**Brief:**
In the entries that follow, how many lines hold "this"? Nothing but the number is expected.

**Extracted records:**
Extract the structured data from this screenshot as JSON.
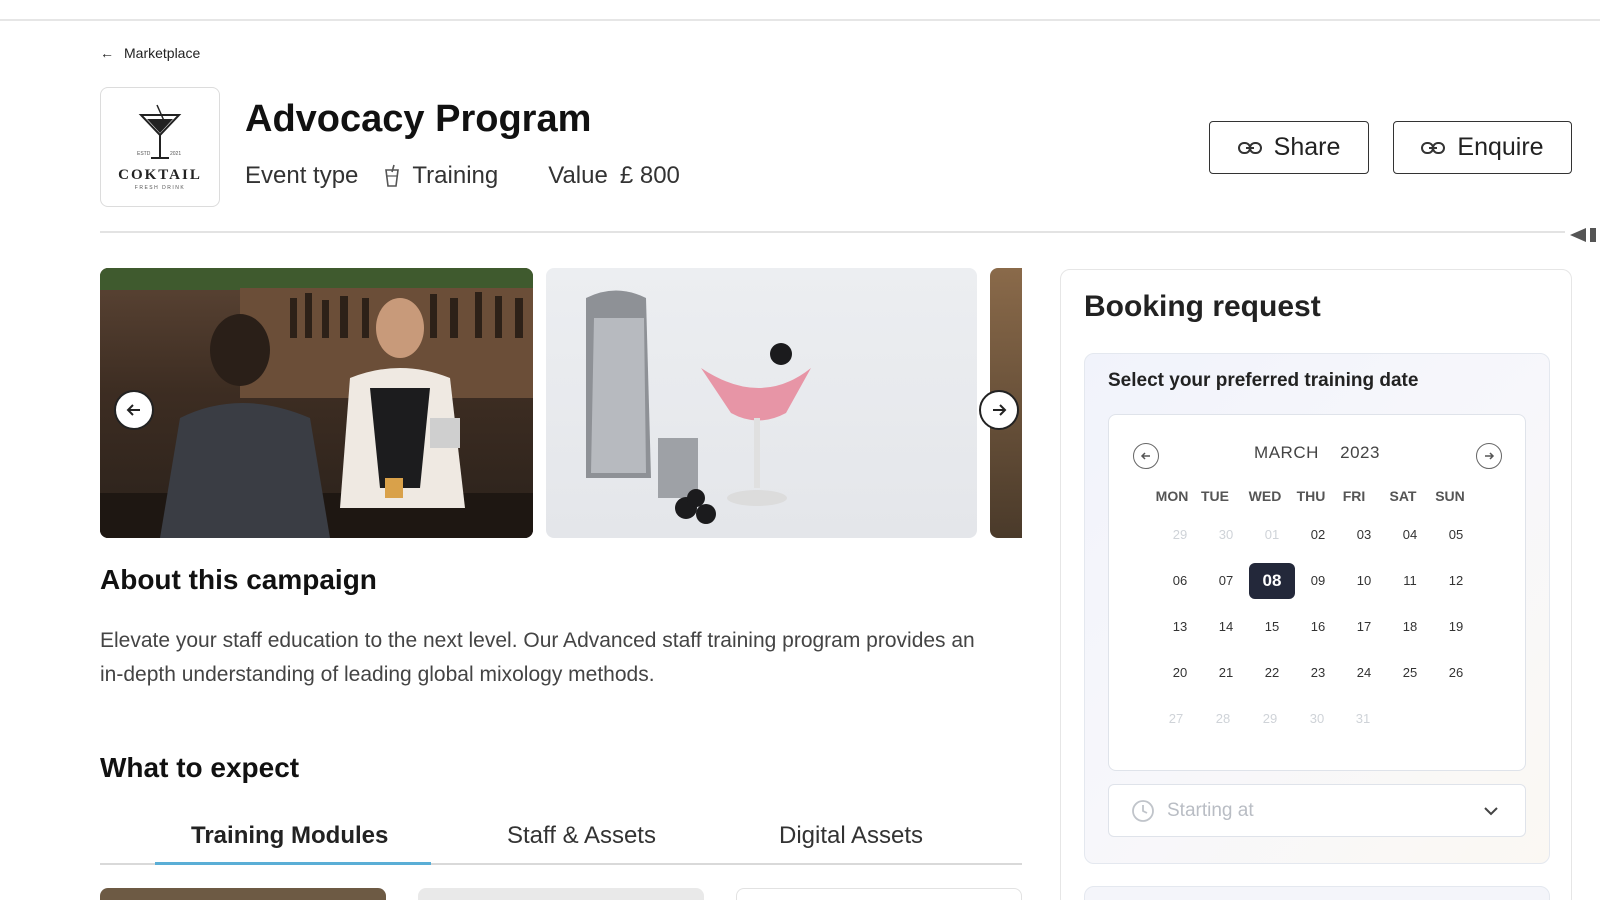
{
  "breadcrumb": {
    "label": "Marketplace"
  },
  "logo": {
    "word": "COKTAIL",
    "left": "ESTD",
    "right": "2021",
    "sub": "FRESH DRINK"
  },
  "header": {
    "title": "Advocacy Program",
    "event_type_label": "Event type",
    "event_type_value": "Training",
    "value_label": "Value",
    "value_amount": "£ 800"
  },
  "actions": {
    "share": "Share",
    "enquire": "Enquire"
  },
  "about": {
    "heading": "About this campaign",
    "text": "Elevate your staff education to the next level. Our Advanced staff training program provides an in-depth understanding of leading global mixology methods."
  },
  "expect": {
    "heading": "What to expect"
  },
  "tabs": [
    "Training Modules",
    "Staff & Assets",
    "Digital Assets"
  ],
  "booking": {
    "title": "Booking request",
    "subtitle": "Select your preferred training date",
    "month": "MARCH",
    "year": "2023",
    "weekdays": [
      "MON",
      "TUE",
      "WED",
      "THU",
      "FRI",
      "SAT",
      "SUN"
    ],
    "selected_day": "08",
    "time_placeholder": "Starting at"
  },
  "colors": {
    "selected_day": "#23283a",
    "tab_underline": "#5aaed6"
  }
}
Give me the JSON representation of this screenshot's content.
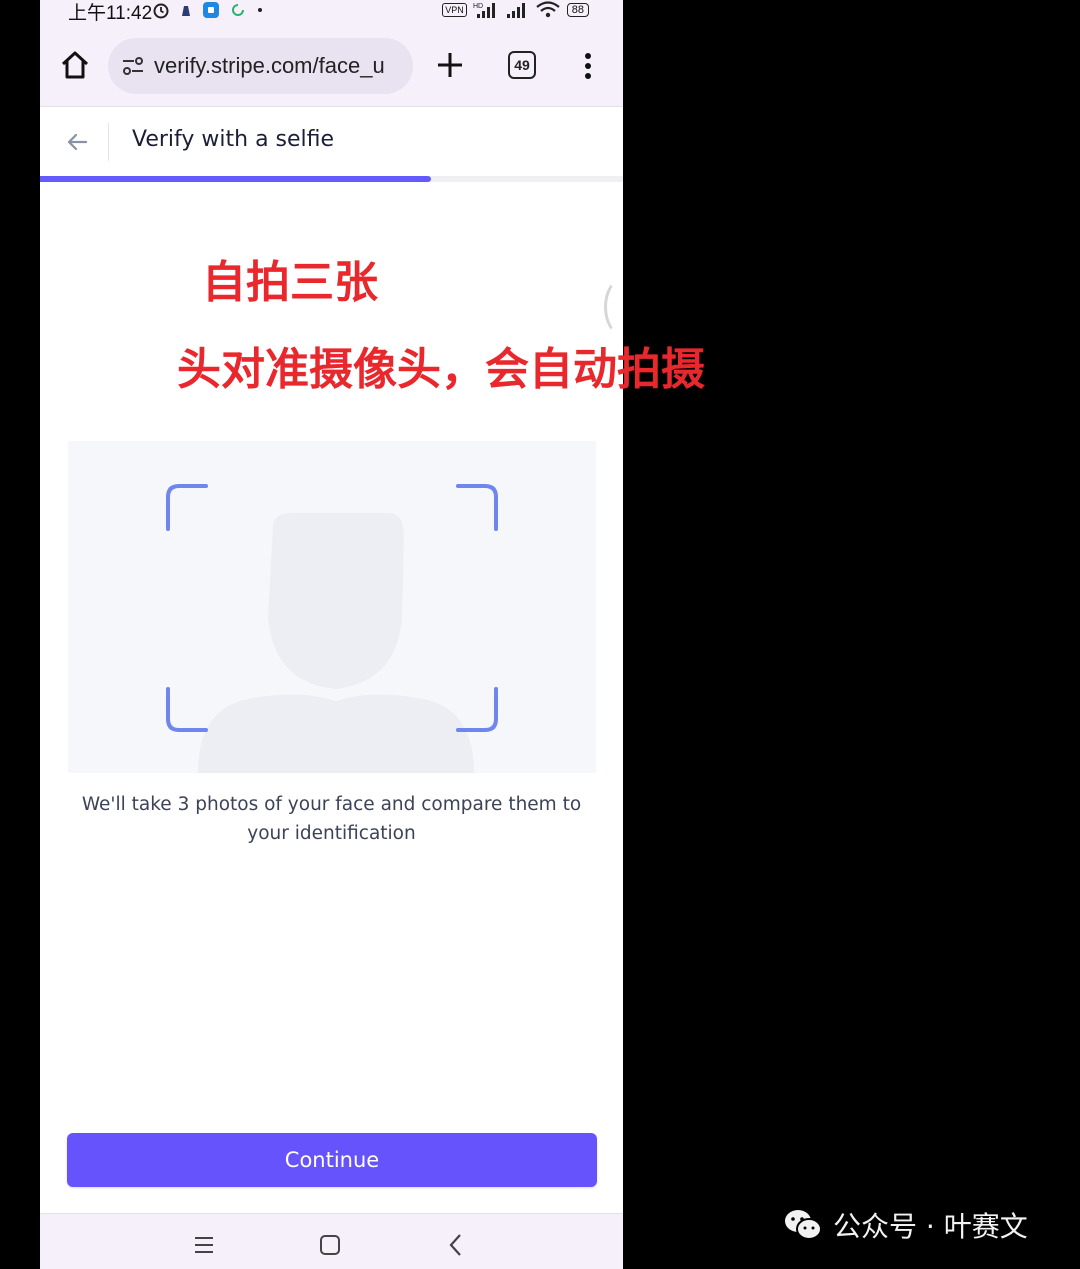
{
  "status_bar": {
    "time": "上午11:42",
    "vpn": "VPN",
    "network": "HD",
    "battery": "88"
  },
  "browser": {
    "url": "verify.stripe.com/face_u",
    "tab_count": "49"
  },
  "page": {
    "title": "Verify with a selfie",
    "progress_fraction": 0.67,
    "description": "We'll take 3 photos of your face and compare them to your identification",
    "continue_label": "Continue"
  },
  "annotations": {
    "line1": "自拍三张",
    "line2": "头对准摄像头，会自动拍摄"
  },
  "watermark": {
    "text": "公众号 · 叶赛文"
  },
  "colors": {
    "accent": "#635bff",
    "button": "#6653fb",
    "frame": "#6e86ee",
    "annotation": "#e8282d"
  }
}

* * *

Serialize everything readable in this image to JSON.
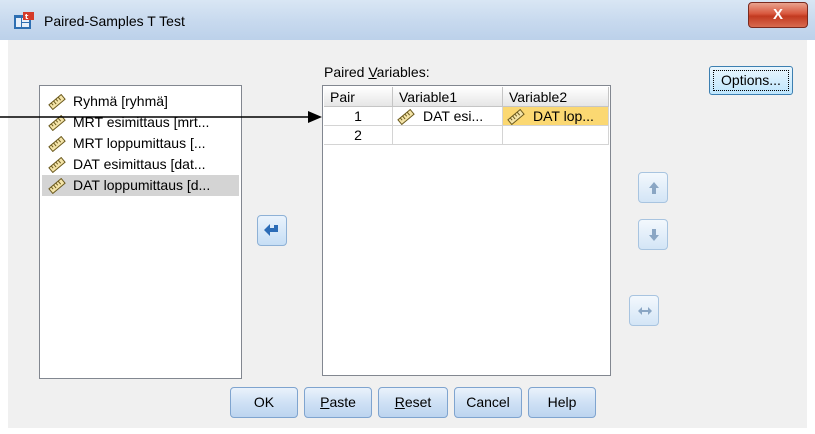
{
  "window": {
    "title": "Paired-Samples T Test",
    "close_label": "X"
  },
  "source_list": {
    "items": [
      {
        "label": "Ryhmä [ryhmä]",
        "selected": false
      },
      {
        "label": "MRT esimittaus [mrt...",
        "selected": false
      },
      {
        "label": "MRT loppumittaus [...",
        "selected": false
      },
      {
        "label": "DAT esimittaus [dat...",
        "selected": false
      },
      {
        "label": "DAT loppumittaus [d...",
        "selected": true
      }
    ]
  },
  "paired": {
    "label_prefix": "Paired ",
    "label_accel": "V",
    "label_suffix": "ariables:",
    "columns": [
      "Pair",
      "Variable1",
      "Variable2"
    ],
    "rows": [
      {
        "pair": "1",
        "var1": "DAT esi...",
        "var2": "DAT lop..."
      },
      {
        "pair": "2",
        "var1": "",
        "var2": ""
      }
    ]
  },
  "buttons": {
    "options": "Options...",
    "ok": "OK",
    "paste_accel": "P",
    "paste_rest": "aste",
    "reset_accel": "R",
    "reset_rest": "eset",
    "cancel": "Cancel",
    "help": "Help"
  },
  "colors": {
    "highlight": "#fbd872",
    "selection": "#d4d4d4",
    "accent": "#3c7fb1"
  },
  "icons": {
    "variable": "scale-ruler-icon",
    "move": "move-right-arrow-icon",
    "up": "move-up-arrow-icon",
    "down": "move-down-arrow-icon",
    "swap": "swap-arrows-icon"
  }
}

**Completed exercise:**
4